EXERCISE DATA:
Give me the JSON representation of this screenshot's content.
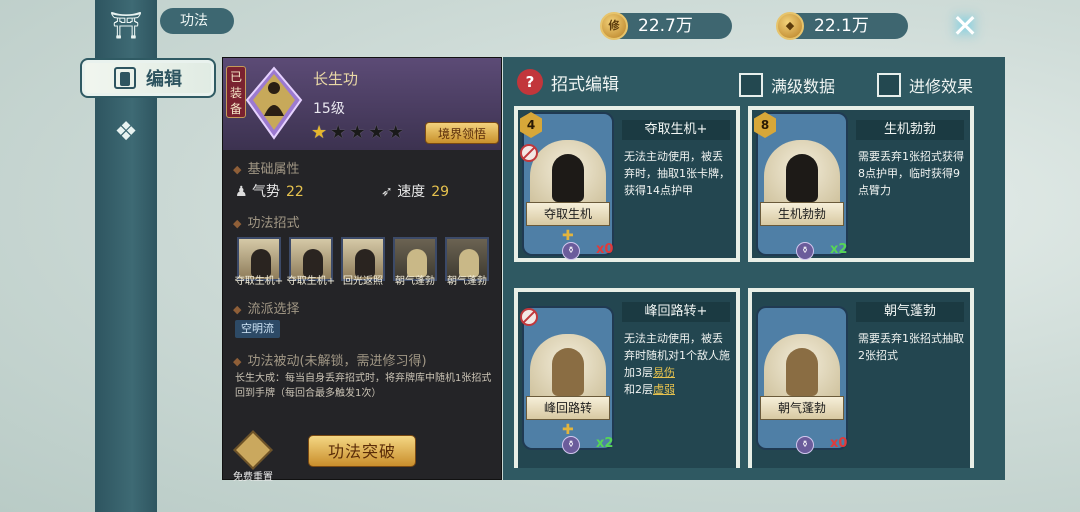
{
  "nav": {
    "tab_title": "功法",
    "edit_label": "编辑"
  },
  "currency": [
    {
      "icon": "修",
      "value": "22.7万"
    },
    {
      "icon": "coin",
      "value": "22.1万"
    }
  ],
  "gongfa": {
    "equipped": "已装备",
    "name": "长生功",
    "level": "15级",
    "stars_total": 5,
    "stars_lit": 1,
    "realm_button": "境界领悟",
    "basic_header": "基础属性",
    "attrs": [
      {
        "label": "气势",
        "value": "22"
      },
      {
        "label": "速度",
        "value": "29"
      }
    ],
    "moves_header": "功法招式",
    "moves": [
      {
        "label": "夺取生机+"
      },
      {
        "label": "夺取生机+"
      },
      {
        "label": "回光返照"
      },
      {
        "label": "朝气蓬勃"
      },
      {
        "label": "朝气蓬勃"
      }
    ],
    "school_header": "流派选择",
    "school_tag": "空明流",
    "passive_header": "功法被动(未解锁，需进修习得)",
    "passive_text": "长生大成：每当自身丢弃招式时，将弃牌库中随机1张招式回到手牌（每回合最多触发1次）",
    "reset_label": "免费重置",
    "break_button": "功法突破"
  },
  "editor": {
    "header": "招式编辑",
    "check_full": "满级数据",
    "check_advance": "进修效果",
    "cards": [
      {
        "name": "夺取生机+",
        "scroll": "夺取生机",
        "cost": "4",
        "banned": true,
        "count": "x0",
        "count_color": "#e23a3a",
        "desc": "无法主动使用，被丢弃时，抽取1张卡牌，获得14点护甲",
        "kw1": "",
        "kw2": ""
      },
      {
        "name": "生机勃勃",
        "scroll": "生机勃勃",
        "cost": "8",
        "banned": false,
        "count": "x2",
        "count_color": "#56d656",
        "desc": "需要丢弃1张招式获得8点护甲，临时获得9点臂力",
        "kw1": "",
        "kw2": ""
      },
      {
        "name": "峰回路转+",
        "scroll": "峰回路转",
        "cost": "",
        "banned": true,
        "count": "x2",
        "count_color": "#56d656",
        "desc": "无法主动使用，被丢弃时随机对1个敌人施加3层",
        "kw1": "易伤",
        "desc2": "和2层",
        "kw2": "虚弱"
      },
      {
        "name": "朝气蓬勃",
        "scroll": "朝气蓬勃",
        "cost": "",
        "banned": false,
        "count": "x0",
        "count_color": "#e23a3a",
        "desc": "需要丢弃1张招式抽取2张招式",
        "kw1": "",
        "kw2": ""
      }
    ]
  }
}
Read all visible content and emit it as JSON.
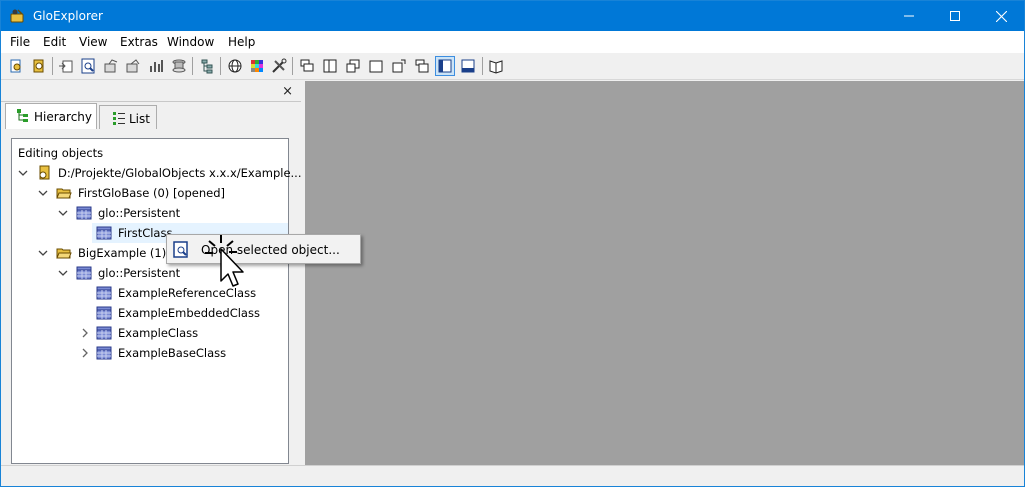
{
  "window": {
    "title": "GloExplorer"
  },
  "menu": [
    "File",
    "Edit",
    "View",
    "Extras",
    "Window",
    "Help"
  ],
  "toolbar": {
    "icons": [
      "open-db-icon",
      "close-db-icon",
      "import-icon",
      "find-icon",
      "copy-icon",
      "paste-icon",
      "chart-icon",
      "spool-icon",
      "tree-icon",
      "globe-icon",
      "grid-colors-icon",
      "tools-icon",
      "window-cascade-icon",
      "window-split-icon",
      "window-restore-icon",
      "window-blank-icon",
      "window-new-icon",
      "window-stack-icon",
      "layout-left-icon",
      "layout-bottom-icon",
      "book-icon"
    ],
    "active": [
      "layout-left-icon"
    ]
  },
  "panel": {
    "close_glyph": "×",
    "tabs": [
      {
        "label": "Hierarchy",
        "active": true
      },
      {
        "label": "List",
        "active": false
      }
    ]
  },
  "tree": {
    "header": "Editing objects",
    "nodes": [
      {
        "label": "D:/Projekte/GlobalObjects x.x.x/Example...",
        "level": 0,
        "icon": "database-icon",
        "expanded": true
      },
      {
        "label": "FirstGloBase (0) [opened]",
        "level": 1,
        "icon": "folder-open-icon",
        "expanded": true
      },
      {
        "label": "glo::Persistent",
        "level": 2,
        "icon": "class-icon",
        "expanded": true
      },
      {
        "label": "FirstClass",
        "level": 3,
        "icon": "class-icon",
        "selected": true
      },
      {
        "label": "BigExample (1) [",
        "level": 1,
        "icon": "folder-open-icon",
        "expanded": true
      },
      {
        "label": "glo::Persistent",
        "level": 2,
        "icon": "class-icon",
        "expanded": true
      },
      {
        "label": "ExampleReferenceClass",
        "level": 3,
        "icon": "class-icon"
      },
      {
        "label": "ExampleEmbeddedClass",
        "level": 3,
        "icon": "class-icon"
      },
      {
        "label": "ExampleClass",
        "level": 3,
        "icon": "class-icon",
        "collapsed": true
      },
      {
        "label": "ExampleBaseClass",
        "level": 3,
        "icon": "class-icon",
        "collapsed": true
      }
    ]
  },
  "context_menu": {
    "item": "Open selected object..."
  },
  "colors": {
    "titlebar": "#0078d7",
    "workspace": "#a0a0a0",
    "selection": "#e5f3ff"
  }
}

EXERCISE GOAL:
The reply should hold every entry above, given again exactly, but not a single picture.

EXERCISE RESULT:
Give me the JSON representation of this screenshot's content.
{
  "nav": {
    "tab_title": "功法",
    "edit_label": "编辑"
  },
  "currency": [
    {
      "icon": "修",
      "value": "22.7万"
    },
    {
      "icon": "coin",
      "value": "22.1万"
    }
  ],
  "gongfa": {
    "equipped": "已装备",
    "name": "长生功",
    "level": "15级",
    "stars_total": 5,
    "stars_lit": 1,
    "realm_button": "境界领悟",
    "basic_header": "基础属性",
    "attrs": [
      {
        "label": "气势",
        "value": "22"
      },
      {
        "label": "速度",
        "value": "29"
      }
    ],
    "moves_header": "功法招式",
    "moves": [
      {
        "label": "夺取生机+"
      },
      {
        "label": "夺取生机+"
      },
      {
        "label": "回光返照"
      },
      {
        "label": "朝气蓬勃"
      },
      {
        "label": "朝气蓬勃"
      }
    ],
    "school_header": "流派选择",
    "school_tag": "空明流",
    "passive_header": "功法被动(未解锁，需进修习得)",
    "passive_text": "长生大成：每当自身丢弃招式时，将弃牌库中随机1张招式回到手牌（每回合最多触发1次）",
    "reset_label": "免费重置",
    "break_button": "功法突破"
  },
  "editor": {
    "header": "招式编辑",
    "check_full": "满级数据",
    "check_advance": "进修效果",
    "cards": [
      {
        "name": "夺取生机+",
        "scroll": "夺取生机",
        "cost": "4",
        "banned": true,
        "count": "x0",
        "count_color": "#e23a3a",
        "desc": "无法主动使用，被丢弃时，抽取1张卡牌，获得14点护甲",
        "kw1": "",
        "kw2": ""
      },
      {
        "name": "生机勃勃",
        "scroll": "生机勃勃",
        "cost": "8",
        "banned": false,
        "count": "x2",
        "count_color": "#56d656",
        "desc": "需要丢弃1张招式获得8点护甲，临时获得9点臂力",
        "kw1": "",
        "kw2": ""
      },
      {
        "name": "峰回路转+",
        "scroll": "峰回路转",
        "cost": "",
        "banned": true,
        "count": "x2",
        "count_color": "#56d656",
        "desc": "无法主动使用，被丢弃时随机对1个敌人施加3层",
        "kw1": "易伤",
        "desc2": "和2层",
        "kw2": "虚弱"
      },
      {
        "name": "朝气蓬勃",
        "scroll": "朝气蓬勃",
        "cost": "",
        "banned": false,
        "count": "x0",
        "count_color": "#e23a3a",
        "desc": "需要丢弃1张招式抽取2张招式",
        "kw1": "",
        "kw2": ""
      }
    ]
  }
}
Read all visible content and emit it as JSON.
{
  "window": {
    "title": "GloExplorer"
  },
  "menu": [
    "File",
    "Edit",
    "View",
    "Extras",
    "Window",
    "Help"
  ],
  "toolbar": {
    "icons": [
      "open-db-icon",
      "close-db-icon",
      "import-icon",
      "find-icon",
      "copy-icon",
      "paste-icon",
      "chart-icon",
      "spool-icon",
      "tree-icon",
      "globe-icon",
      "grid-colors-icon",
      "tools-icon",
      "window-cascade-icon",
      "window-split-icon",
      "window-restore-icon",
      "window-blank-icon",
      "window-new-icon",
      "window-stack-icon",
      "layout-left-icon",
      "layout-bottom-icon",
      "book-icon"
    ],
    "active": [
      "layout-left-icon"
    ]
  },
  "panel": {
    "close_glyph": "×",
    "tabs": [
      {
        "label": "Hierarchy",
        "active": true
      },
      {
        "label": "List",
        "active": false
      }
    ]
  },
  "tree": {
    "header": "Editing objects",
    "nodes": [
      {
        "label": "D:/Projekte/GlobalObjects x.x.x/Example...",
        "level": 0,
        "icon": "database-icon",
        "expanded": true
      },
      {
        "label": "FirstGloBase (0) [opened]",
        "level": 1,
        "icon": "folder-open-icon",
        "expanded": true
      },
      {
        "label": "glo::Persistent",
        "level": 2,
        "icon": "class-icon",
        "expanded": true
      },
      {
        "label": "FirstClass",
        "level": 3,
        "icon": "class-icon",
        "selected": true
      },
      {
        "label": "BigExample (1) [",
        "level": 1,
        "icon": "folder-open-icon",
        "expanded": true
      },
      {
        "label": "glo::Persistent",
        "level": 2,
        "icon": "class-icon",
        "expanded": true
      },
      {
        "label": "ExampleReferenceClass",
        "level": 3,
        "icon": "class-icon"
      },
      {
        "label": "ExampleEmbeddedClass",
        "level": 3,
        "icon": "class-icon"
      },
      {
        "label": "ExampleClass",
        "level": 3,
        "icon": "class-icon",
        "collapsed": true
      },
      {
        "label": "ExampleBaseClass",
        "level": 3,
        "icon": "class-icon",
        "collapsed": true
      }
    ]
  },
  "context_menu": {
    "item": "Open selected object..."
  },
  "colors": {
    "titlebar": "#0078d7",
    "workspace": "#a0a0a0",
    "selection": "#e5f3ff"
  }
}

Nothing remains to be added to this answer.